Leave Guadalajara on N II, which runs northeast over the Castilian plateau in the direction of Zaragoza, coming in 18km/11mi to Torija (alt. 964m/3,163ft), with a 13th century Templar castle which was destroyed by Juan Martín el Empecinado in 1811 but has been restored in recent years. The parish church contains some fine pieces of goldsmith's work.
From the turn-off for Sigüenza N II climbs through Algora (alt. 1,116m/3,662ft) into the Sierra Ministra, from which there is a fine view of Sigüenza. It then continues by way of Saúca (alt. 1,200m/3,940ft) to Alcolea del Pinar (alt. 1,205m/3,955ft), where it turns north to Medinaceli.
Molina de Aragon
At Alcolea del Pinar we turn right into N 211, which climbs to the Puerto de Maranchón (1,250m/4,100ft) and then descends to Molina de Aragón, a picturesque little town with a history going back to pre-Arab times.

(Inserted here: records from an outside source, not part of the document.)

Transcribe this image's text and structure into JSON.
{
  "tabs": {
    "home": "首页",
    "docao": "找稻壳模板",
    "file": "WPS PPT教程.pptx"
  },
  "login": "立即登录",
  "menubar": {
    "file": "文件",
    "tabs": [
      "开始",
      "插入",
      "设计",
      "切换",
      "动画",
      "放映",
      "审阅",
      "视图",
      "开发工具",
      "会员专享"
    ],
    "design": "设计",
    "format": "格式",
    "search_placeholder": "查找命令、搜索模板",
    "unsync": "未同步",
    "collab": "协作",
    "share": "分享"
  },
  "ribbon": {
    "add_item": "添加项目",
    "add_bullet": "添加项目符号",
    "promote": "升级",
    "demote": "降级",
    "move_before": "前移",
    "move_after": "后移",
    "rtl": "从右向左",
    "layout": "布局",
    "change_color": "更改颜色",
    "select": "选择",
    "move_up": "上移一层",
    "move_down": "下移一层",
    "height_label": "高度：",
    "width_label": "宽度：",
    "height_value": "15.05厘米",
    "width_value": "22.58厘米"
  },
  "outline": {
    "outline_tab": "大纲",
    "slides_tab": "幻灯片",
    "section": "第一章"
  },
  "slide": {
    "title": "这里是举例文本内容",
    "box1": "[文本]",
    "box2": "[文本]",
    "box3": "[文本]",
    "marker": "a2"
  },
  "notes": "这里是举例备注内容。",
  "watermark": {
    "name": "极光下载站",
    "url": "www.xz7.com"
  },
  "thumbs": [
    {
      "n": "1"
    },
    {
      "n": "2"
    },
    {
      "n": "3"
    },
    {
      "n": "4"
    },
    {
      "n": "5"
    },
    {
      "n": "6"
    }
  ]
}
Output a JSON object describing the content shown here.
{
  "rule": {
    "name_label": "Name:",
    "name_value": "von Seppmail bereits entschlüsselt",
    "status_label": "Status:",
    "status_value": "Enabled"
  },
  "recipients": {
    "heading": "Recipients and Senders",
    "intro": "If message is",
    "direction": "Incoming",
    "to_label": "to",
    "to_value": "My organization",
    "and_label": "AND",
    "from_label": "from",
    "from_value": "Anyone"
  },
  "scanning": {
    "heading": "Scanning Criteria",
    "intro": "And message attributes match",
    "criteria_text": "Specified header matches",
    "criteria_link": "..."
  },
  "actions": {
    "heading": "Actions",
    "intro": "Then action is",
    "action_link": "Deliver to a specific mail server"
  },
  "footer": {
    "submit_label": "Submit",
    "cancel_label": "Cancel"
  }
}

On a hill above the town is an imposing stronghold surrounded by walls and towers, the finest of which is the Torre de Aragón (11th C.). Features of interest in the town are the old Jewish quarter and the 12th Century church of San Gil, which contains the tomb of Doña Blanca, Duchess of Molina (d. 1283).

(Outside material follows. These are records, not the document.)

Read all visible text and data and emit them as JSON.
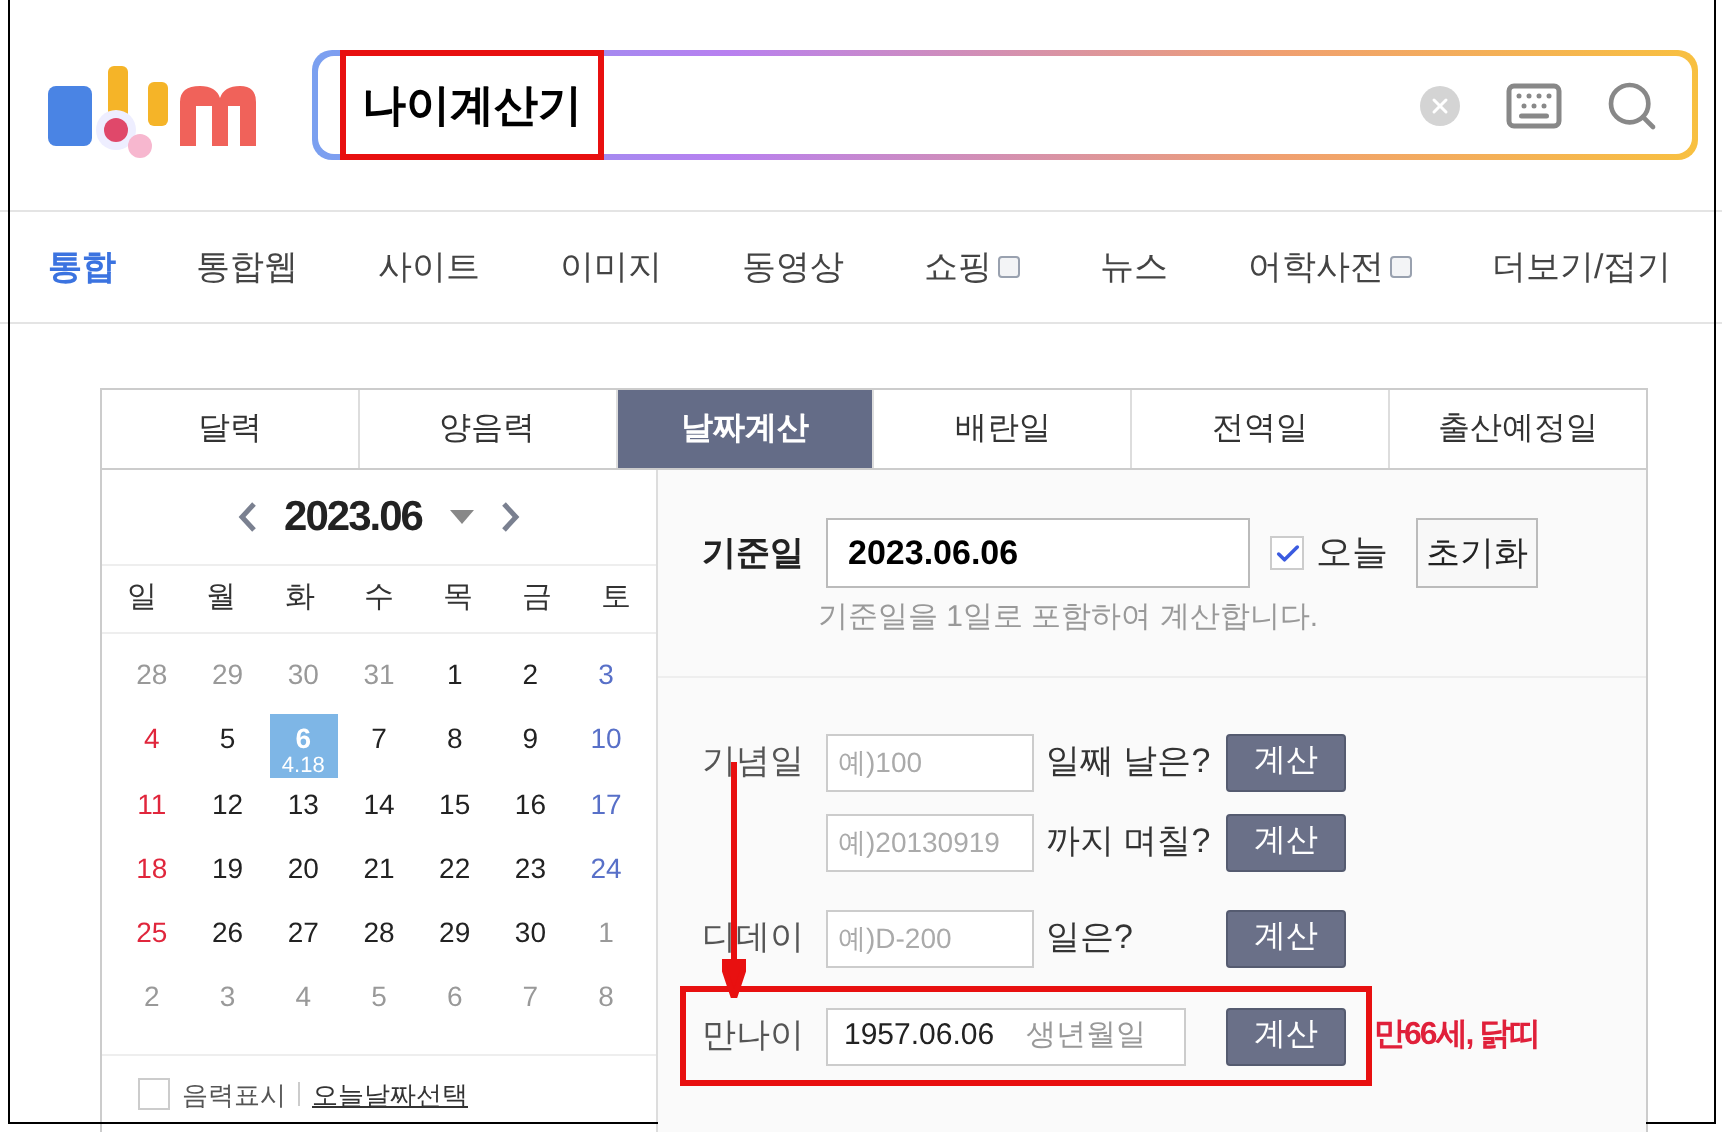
{
  "search": {
    "value": "나이계산기",
    "highlighted": true
  },
  "nav": [
    {
      "label": "통합",
      "selected": true,
      "external": false
    },
    {
      "label": "통합웹",
      "selected": false,
      "external": false
    },
    {
      "label": "사이트",
      "selected": false,
      "external": false
    },
    {
      "label": "이미지",
      "selected": false,
      "external": false
    },
    {
      "label": "동영상",
      "selected": false,
      "external": false
    },
    {
      "label": "쇼핑",
      "selected": false,
      "external": true
    },
    {
      "label": "뉴스",
      "selected": false,
      "external": false
    },
    {
      "label": "어학사전",
      "selected": false,
      "external": true
    },
    {
      "label": "더보기/접기",
      "selected": false,
      "external": false
    }
  ],
  "calc_tabs": [
    {
      "label": "달력",
      "selected": false
    },
    {
      "label": "양음력",
      "selected": false
    },
    {
      "label": "날짜계산",
      "selected": true
    },
    {
      "label": "배란일",
      "selected": false
    },
    {
      "label": "전역일",
      "selected": false
    },
    {
      "label": "출산예정일",
      "selected": false
    }
  ],
  "calendar": {
    "month": "2023.06",
    "weekdays": [
      "일",
      "월",
      "화",
      "수",
      "목",
      "금",
      "토"
    ],
    "weeks": [
      [
        {
          "day": "28",
          "muted": true,
          "selected": false
        },
        {
          "day": "29",
          "muted": true,
          "selected": false
        },
        {
          "day": "30",
          "muted": true,
          "selected": false
        },
        {
          "day": "31",
          "muted": true,
          "selected": false
        },
        {
          "day": "1",
          "muted": false,
          "selected": false
        },
        {
          "day": "2",
          "muted": false,
          "selected": false
        },
        {
          "day": "3",
          "muted": false,
          "selected": false
        }
      ],
      [
        {
          "day": "4",
          "muted": false,
          "selected": false
        },
        {
          "day": "5",
          "muted": false,
          "selected": false
        },
        {
          "day": "6",
          "muted": false,
          "selected": true,
          "lunar": "4.18"
        },
        {
          "day": "7",
          "muted": false,
          "selected": false
        },
        {
          "day": "8",
          "muted": false,
          "selected": false
        },
        {
          "day": "9",
          "muted": false,
          "selected": false
        },
        {
          "day": "10",
          "muted": false,
          "selected": false
        }
      ],
      [
        {
          "day": "11",
          "muted": false,
          "selected": false
        },
        {
          "day": "12",
          "muted": false,
          "selected": false
        },
        {
          "day": "13",
          "muted": false,
          "selected": false
        },
        {
          "day": "14",
          "muted": false,
          "selected": false
        },
        {
          "day": "15",
          "muted": false,
          "selected": false
        },
        {
          "day": "16",
          "muted": false,
          "selected": false
        },
        {
          "day": "17",
          "muted": false,
          "selected": false
        }
      ],
      [
        {
          "day": "18",
          "muted": false,
          "selected": false
        },
        {
          "day": "19",
          "muted": false,
          "selected": false
        },
        {
          "day": "20",
          "muted": false,
          "selected": false
        },
        {
          "day": "21",
          "muted": false,
          "selected": false
        },
        {
          "day": "22",
          "muted": false,
          "selected": false
        },
        {
          "day": "23",
          "muted": false,
          "selected": false
        },
        {
          "day": "24",
          "muted": false,
          "selected": false
        }
      ],
      [
        {
          "day": "25",
          "muted": false,
          "selected": false
        },
        {
          "day": "26",
          "muted": false,
          "selected": false
        },
        {
          "day": "27",
          "muted": false,
          "selected": false
        },
        {
          "day": "28",
          "muted": false,
          "selected": false
        },
        {
          "day": "29",
          "muted": false,
          "selected": false
        },
        {
          "day": "30",
          "muted": false,
          "selected": false
        },
        {
          "day": "1",
          "muted": true,
          "selected": false
        }
      ],
      [
        {
          "day": "2",
          "muted": true,
          "selected": false
        },
        {
          "day": "3",
          "muted": true,
          "selected": false
        },
        {
          "day": "4",
          "muted": true,
          "selected": false
        },
        {
          "day": "5",
          "muted": true,
          "selected": false
        },
        {
          "day": "6",
          "muted": true,
          "selected": false
        },
        {
          "day": "7",
          "muted": true,
          "selected": false
        },
        {
          "day": "8",
          "muted": true,
          "selected": false
        }
      ]
    ],
    "lunar_toggle": {
      "label": "음력표시",
      "checked": false
    },
    "today_link": "오늘날짜선택"
  },
  "base_date": {
    "label": "기준일",
    "value": "2023.06.06",
    "today": {
      "label": "오늘",
      "checked": true
    },
    "reset": "초기화",
    "note": "기준일을 1일로 포함하여 계산합니다."
  },
  "calc_rows": [
    {
      "label": "기념일",
      "placeholder": "예)100",
      "suffix": "일째 날은?",
      "button": "계산",
      "highlighted": false
    },
    {
      "placeholder": "예)20130919",
      "suffix": "까지 며칠?",
      "button": "계산",
      "highlighted": false
    },
    {
      "label": "디데이",
      "placeholder": "예)D-200",
      "suffix": "일은?",
      "button": "계산",
      "highlighted": false
    },
    {
      "label": "만나이",
      "value": "1957.06.06",
      "hint": "생년월일",
      "button": "계산",
      "result": "만66세, 닭띠",
      "highlighted": true
    }
  ]
}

To the Mar de Castilla
From Torija, C 201 runs east to the old fortified town of Brihuega (alt. 886m/2907ft), situated above the valley of the Río Tajuña. Above Brihuega can be seen the ruins of the 12th century Castillo de Piedra Bermeja, and in the town itself are the parish church of Santa María de la Peña, with a fine retablo, the arcaded Plaza Mayor and the gardens round the Real Fábrica de Paños (the old Royal Cloth Manufactory).
The village of Villaviciosa, a short distance away from Brihuega, was the scene of a battle in 1710 which decided the result of the War of the Spanish Succession and brought Philip V to the throne.
From Brihuega the road (C 201, then N 204) continues to Cifuentes, at the foot of the Sierra de Megorrón. The town, which takes its name from the numerous springs in the area, has a handsome Plaza Mayor and a church (12th-13th century) with a Late Romanesque doorway. On a hill above the town is a castle built by Juan Manuel in 1324.
Sea of Castile
South of Cifuentes on N 204 is the Mar de Castilla, a very beautiful lake district, with two large artificial lakes, the Embalse de Entrepeñas and Embalse de Buendía, and a smaller one, the Embalse de Bolarque. The water stored in these reservoirs is used for irrigation and for the production of hydro- electricity. At the Embalse de Zorita, to the south of the lake district, there is also an atomic power station. These great expanses of water and the country round them are a popular recreation area for the people of Madrid.
N 204 crosses the Embalse de Entrepeñas half way down its length and joins N 320 at Sacedón. From N 320 a secondary road runs south to Pastrana, which has a fine 14th century Gothic church, with a retablo by Juan de Vigarny (16th C.) and the tomb of a Princess of Éboli who was exiled to Pastrana.